Work out how many lines below contain the word "title". Only the number is wanted.

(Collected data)
------------------------------------------------------------

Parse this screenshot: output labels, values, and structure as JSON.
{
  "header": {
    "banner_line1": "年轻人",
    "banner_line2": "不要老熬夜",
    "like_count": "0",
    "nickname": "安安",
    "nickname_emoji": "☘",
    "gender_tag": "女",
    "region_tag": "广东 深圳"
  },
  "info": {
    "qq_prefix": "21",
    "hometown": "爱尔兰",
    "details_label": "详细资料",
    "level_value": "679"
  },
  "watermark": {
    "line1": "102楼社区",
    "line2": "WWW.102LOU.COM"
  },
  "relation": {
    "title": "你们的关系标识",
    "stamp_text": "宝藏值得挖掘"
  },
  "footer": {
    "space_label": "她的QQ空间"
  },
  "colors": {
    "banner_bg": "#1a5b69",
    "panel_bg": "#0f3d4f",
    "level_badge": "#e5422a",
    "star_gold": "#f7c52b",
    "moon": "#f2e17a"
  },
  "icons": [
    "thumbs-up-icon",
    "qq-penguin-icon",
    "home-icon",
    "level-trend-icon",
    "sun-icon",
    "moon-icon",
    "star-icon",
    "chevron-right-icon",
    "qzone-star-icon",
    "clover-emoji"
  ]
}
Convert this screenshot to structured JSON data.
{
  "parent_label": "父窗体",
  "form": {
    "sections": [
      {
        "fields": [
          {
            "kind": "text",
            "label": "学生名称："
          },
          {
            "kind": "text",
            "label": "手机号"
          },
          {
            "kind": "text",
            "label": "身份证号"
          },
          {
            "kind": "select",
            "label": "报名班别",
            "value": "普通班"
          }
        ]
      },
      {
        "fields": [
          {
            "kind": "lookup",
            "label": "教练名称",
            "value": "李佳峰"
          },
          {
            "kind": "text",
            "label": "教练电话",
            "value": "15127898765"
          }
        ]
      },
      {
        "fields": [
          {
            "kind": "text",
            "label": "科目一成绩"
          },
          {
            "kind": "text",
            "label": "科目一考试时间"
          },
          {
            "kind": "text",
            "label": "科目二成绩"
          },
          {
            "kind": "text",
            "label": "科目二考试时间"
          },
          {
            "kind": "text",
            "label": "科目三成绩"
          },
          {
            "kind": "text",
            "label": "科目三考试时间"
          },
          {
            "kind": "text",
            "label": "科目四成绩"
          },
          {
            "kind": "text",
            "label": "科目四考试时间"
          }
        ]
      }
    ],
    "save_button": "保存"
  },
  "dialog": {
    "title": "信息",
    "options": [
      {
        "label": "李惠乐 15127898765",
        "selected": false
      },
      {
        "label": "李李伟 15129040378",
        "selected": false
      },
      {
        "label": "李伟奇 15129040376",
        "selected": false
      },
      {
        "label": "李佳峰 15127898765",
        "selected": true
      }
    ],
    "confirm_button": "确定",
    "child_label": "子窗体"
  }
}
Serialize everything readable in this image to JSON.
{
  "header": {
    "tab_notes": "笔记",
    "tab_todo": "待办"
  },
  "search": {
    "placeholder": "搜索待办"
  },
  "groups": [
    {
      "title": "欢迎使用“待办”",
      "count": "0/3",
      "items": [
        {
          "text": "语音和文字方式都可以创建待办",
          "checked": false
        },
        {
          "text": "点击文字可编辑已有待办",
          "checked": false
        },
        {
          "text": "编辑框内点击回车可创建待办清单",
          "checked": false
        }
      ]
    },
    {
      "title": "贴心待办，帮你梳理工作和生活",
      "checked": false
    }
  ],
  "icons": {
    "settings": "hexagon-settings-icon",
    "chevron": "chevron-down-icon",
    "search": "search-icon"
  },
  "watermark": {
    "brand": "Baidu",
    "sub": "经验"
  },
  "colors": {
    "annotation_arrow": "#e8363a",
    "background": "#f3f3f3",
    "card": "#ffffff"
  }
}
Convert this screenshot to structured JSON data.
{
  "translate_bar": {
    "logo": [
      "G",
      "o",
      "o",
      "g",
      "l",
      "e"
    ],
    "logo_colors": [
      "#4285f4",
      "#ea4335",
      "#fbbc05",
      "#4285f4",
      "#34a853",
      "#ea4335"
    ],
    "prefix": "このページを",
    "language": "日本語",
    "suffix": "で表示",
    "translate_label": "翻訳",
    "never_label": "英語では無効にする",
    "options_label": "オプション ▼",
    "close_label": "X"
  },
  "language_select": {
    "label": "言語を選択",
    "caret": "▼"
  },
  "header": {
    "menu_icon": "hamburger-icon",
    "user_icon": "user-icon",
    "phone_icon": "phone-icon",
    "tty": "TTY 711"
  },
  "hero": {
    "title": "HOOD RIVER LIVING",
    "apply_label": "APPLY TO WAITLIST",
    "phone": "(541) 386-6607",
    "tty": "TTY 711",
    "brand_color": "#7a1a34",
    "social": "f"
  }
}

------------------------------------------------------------

Reply: 5